The classical theory of interest or real theory of interest:
The theory of interest propounded by classical economists is known as the classical theory of interest. It is also known as the real theory of interest because it explains the determination of interest rate by the real factors i.e. demand for saving and supply of saving. According to classicists, the rate of interest is the price paid for saving to invest in capital and it is determined by the forces of productivity and thrift. The interaction between the downward sloping demand curve for saving and upwardsloping supply curve of saving determines the rate of interest.
The classical theory of interest is based on the following assumptions:
 There is full employment of factors of production.
 Demand for saving to invest inversely varies with the rate of interest.
 Supply of saving positively varies with the rate of interest.
 Law of diminishing returns operates on the marginal productivity of capital.
 Demand for saving is raised up to the point where marginal productivity of capital equals the rate of interest.
 Saving depends on the capacity and willingness to save.
 Level of income is given.
 Money works only as a medium of exchange and it has no other effects.
The classical theory of interest can be explained under the following headings:
1. Demand for saving:
Demand for saving arises from the desire of entrepreneurs to invest in capital goods. The desire for investment in capital goods depends on the marginal productivity of capital and the rate of interest. It will be profitable for entrepreneurs to invest in capital goods as the rate of interest falls. Therefore, there exists an inverse relationship between the rate of interest and demand for saving. This will give the downward sloping curve for the saving.
Symbolically,
D=F(r) and f’ < 0
2. Supply of saving:
The supply of saving comes from individuals’ saving. It is a surplus income over consumption. Individual save their part of income for their future reference or to get reward by supplying saving volume in the market. The volume of saving depends on the rent of interest. At the higher level of interest, there will be a higher supply of saving and viceversa. So, it gives positively sloped supply curve of saving.
Symbolically,
S=F(r) and f’ > 0
According to the classical theory of interest, the equilibrium rate of interest is determined by the interaction of demand for saving and supply of saving for interest. The process of determination of the equilibrium interest of rate can be explained by the help of following schedule and diagram:
Rate of interest ®
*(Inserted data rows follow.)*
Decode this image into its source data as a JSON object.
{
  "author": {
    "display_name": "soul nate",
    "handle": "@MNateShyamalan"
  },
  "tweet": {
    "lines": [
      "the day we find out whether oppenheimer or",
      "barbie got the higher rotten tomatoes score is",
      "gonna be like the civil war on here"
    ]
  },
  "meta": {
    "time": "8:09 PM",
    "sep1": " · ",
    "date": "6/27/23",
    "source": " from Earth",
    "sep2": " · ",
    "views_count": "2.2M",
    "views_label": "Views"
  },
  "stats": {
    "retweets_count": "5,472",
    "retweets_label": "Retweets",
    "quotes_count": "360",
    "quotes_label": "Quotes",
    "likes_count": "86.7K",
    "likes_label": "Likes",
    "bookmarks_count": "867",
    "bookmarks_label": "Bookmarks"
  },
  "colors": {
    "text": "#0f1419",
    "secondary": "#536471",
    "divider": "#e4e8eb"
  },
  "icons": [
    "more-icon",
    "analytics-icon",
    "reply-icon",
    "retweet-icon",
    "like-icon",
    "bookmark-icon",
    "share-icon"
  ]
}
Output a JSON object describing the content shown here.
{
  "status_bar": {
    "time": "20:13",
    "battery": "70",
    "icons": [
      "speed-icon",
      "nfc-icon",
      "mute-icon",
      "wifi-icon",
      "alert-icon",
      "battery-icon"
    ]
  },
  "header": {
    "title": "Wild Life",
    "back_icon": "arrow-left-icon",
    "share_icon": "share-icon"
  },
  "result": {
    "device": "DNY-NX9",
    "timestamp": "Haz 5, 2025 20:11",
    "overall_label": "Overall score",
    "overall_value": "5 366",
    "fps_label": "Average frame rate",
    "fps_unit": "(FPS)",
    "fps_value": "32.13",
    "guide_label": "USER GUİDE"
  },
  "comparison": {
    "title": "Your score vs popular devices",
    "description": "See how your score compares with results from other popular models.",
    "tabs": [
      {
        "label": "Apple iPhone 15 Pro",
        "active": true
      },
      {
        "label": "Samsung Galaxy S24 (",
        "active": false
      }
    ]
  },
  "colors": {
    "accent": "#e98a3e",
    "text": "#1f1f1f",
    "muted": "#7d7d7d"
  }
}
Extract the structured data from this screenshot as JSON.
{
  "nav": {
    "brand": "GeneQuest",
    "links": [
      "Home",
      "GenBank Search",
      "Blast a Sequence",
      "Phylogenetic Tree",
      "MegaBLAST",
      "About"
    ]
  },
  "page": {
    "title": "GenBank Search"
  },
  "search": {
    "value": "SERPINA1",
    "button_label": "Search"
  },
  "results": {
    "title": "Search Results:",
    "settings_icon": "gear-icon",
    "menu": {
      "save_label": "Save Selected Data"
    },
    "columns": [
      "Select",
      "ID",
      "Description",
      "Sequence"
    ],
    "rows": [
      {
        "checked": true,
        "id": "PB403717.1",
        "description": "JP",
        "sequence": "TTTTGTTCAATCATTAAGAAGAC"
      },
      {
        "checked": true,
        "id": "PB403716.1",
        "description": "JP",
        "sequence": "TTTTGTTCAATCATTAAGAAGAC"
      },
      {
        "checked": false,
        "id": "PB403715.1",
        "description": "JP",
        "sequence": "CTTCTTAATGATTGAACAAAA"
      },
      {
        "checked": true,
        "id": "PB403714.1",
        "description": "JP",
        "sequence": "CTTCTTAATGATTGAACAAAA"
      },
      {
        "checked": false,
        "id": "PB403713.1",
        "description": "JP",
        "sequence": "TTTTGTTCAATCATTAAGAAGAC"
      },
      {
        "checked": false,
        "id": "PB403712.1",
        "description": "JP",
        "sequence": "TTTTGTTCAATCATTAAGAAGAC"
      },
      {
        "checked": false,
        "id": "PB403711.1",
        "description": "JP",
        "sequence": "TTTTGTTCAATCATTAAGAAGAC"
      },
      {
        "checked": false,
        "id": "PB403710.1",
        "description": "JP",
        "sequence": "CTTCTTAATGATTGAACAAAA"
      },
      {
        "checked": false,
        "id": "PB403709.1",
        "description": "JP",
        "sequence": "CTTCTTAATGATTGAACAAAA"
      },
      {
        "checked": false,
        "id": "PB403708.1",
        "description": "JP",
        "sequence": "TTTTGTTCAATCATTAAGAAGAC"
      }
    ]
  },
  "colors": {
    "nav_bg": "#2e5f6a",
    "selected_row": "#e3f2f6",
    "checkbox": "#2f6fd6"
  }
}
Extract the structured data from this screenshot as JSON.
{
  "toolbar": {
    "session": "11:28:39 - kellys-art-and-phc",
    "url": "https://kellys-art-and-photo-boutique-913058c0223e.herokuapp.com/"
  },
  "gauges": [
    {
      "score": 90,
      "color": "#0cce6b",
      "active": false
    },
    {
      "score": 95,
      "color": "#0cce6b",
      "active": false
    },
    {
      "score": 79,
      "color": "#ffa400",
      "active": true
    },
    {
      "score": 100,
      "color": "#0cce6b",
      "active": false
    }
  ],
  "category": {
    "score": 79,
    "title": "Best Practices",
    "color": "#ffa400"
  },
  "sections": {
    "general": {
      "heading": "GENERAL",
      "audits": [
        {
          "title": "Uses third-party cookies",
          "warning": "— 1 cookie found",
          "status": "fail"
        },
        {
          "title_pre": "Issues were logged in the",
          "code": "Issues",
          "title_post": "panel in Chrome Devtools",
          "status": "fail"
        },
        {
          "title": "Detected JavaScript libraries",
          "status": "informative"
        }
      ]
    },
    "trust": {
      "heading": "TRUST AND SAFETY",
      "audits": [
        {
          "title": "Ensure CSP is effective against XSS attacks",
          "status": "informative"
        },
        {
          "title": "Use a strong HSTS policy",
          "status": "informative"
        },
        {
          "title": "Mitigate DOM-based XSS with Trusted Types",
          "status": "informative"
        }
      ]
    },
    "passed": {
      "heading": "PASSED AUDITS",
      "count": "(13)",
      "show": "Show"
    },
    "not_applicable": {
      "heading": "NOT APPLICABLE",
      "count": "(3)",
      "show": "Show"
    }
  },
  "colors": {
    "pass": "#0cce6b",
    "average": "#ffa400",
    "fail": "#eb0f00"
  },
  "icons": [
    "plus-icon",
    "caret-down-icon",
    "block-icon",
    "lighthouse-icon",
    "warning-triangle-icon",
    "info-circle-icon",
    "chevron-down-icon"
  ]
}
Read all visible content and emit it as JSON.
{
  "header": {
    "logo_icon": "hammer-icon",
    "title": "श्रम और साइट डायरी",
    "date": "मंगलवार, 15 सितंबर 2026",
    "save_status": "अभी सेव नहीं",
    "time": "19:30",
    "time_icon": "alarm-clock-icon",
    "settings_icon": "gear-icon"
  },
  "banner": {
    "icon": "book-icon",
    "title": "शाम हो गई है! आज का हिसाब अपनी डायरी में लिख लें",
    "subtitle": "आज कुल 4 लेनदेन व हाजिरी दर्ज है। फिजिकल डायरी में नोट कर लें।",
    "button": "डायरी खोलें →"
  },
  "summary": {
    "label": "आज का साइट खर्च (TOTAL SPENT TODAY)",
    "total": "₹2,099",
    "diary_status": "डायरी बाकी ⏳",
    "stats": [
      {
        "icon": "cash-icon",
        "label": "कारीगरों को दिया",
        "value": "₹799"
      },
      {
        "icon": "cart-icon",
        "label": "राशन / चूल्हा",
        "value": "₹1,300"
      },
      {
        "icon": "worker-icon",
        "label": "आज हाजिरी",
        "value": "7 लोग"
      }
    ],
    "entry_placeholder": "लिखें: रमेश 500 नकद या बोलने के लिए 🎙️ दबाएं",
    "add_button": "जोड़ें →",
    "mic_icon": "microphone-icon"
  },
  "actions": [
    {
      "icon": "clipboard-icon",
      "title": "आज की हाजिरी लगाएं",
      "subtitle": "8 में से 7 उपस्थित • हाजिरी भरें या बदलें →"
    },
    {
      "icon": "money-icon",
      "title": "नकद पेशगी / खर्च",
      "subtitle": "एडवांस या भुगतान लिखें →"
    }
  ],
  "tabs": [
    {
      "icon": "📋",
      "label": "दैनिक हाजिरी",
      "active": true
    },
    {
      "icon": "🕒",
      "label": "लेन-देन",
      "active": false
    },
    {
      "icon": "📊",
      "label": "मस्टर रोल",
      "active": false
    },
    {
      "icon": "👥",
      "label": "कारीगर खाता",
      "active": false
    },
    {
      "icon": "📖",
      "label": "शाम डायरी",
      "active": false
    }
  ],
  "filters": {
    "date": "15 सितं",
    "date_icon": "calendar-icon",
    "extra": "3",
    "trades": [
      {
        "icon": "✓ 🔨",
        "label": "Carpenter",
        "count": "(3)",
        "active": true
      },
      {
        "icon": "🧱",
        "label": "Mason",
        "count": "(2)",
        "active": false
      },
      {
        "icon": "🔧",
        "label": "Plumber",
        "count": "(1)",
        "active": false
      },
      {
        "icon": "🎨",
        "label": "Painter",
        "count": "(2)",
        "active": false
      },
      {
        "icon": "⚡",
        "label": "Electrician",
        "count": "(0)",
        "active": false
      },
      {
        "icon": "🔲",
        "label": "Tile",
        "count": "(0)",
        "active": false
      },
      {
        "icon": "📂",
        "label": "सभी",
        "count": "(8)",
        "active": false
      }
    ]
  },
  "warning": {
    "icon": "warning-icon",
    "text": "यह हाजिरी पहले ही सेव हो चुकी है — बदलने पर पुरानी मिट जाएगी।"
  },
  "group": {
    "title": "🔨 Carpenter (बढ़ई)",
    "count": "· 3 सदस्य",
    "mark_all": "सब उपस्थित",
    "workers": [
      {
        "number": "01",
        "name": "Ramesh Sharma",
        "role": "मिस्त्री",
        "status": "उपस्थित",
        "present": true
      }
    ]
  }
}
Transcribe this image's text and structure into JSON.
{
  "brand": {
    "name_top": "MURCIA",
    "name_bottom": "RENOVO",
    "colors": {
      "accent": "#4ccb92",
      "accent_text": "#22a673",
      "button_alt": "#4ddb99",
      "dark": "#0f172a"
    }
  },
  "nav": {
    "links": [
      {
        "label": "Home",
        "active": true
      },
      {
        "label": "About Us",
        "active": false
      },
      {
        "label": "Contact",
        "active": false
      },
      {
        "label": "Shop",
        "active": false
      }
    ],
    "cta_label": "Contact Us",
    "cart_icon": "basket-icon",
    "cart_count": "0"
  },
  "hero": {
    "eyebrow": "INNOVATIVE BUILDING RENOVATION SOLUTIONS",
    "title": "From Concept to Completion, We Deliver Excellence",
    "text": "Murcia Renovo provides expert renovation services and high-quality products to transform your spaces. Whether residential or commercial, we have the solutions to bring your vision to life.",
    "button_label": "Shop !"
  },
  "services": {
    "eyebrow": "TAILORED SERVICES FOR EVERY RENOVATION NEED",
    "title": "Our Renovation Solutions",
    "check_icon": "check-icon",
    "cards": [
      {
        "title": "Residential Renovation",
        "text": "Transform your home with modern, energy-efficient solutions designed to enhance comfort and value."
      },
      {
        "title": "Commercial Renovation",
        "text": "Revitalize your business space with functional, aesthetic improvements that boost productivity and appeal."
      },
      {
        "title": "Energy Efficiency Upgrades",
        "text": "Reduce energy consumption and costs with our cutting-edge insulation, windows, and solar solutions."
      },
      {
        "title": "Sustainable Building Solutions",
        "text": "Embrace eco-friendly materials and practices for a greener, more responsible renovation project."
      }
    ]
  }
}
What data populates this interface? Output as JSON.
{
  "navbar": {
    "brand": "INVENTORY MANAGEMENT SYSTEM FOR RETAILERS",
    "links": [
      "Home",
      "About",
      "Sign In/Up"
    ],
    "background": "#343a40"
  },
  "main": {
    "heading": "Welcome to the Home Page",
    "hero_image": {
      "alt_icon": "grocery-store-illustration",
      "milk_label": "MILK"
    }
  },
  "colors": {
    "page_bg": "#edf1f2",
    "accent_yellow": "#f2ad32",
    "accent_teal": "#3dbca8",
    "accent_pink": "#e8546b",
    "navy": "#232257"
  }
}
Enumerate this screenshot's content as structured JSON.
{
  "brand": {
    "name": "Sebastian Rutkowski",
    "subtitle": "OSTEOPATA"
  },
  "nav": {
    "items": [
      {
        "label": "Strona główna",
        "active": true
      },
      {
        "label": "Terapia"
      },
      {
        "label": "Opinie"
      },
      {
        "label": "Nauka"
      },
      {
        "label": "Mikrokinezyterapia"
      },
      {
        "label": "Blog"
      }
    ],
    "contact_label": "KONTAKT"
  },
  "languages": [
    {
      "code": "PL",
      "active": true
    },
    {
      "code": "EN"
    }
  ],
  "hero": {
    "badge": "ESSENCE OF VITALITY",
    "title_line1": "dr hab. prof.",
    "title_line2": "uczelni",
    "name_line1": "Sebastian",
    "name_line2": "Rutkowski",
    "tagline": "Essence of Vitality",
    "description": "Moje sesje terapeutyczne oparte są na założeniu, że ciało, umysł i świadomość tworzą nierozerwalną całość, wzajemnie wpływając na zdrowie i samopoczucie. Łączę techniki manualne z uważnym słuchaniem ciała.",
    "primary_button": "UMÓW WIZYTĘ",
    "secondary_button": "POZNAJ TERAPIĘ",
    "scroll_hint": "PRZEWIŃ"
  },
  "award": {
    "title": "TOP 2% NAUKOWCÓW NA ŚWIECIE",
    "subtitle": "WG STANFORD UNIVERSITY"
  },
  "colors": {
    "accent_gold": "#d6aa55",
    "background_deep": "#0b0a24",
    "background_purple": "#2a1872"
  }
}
Demand for saving (Ds)

Supply of saving (Ss)

Remarks

3%

Rs. 15000

Rs. 5000

Ds > Ss

5%

Rs. 10000

Rs. 10000

Ds=Ss

7%

Rs. 5000

Rs. 15000

Ds < Ss

In the above schedule and diagram, we can see that when the rate of interest increases, people are willing to supply more saving to invest and at a low rate of interest they will supply less. But at the low rate of interest, demand for saving is high and viceversa. The interest rate is determined at that point where the demand for saving and supply of saving are equal. In the diagram above, ‘e’ is the equilibrium point where demand for and supply of saving interact with each other. The interest rate here is determined at 5%.
Criticisms of the classical theory of interest:
1. Interest is not the price paid for saving to invest :
According to the classical theory, interest is the price paid for saving to invest in capital. But, Keynes defines interest as the reward for parting with liquidity.
2. Rate of interest does not bring equality of saving in investment :
The classical theory of interest says that the change in the rate of interest brings about the equality of saving and investment. But, Keynes opines that the equality between saving and investment is brought by the change in the level of income.
3. Unrealistic assumption of the full employment equilibrium :
The classical theory of interest is based on the assumption of the full employment equilibrium. However, Keynes views that the full employment equilibrium is the abnormal situation and cannot be found in the real world.
4. Indeterminate theory:
Keynes has remarked the classical theory of interest as indeterminate theory. Since saving depends upon the level of income, it is not possible to know the rate of interest unless the level of income is known beforehand. Lower interest rate will increase the volume of investment and thereby increases output, employment, income and saving. The classical theory of interest has no solution for this. So, it is indeterminate theory.
5. Narrow in scope :
The classical theory assumes that saving is only used for investment purpose. However, saving is also used for consumption, transaction, precautionary and other purposes. So, classical theory of interest is narrow in scope.